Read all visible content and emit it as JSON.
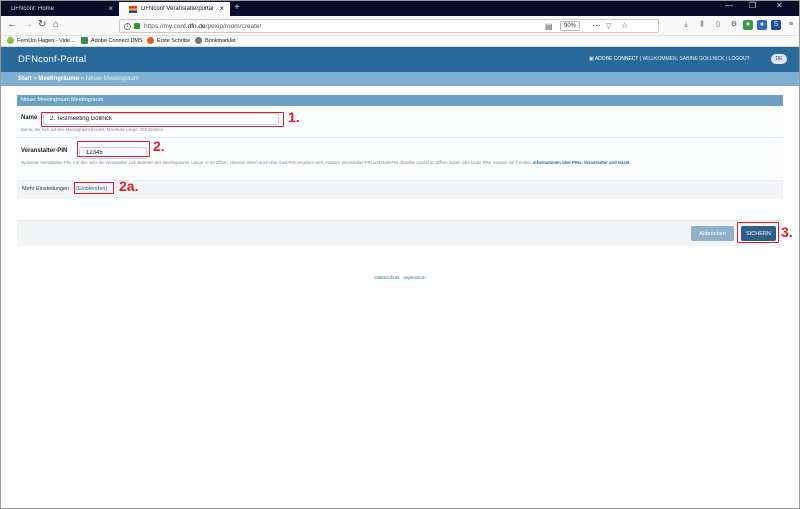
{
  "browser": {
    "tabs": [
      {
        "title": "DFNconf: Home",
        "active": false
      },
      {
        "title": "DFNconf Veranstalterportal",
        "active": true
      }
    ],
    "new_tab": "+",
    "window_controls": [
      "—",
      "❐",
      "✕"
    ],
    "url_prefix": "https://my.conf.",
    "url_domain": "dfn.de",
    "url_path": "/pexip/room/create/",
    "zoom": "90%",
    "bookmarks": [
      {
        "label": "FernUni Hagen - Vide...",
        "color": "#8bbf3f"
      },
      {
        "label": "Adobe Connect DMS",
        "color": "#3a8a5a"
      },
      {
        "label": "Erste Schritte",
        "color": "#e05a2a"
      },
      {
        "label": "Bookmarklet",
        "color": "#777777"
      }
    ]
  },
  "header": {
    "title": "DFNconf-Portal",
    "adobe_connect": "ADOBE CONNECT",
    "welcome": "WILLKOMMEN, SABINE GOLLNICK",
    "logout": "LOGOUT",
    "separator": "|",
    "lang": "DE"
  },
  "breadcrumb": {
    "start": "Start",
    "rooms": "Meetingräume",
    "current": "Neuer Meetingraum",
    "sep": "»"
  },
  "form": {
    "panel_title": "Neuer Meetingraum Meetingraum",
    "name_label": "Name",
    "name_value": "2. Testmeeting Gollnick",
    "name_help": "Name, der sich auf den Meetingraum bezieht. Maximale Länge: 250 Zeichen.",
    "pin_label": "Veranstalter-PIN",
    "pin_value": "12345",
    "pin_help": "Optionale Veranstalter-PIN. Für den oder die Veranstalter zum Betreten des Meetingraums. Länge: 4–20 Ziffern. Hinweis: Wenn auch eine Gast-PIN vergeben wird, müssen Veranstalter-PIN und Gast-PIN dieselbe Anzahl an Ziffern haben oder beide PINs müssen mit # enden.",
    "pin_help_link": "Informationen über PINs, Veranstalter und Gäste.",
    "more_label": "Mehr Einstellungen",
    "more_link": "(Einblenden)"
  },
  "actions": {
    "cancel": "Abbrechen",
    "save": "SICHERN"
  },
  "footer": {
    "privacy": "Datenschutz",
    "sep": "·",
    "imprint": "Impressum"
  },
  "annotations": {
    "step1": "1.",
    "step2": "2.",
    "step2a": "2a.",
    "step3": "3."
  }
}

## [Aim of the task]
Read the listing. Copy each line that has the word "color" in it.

## [Answer space]
        "color": "#8bbf3f"
        "color": "#3a8a5a"
        "color": "#e05a2a"
        "color": "#777777"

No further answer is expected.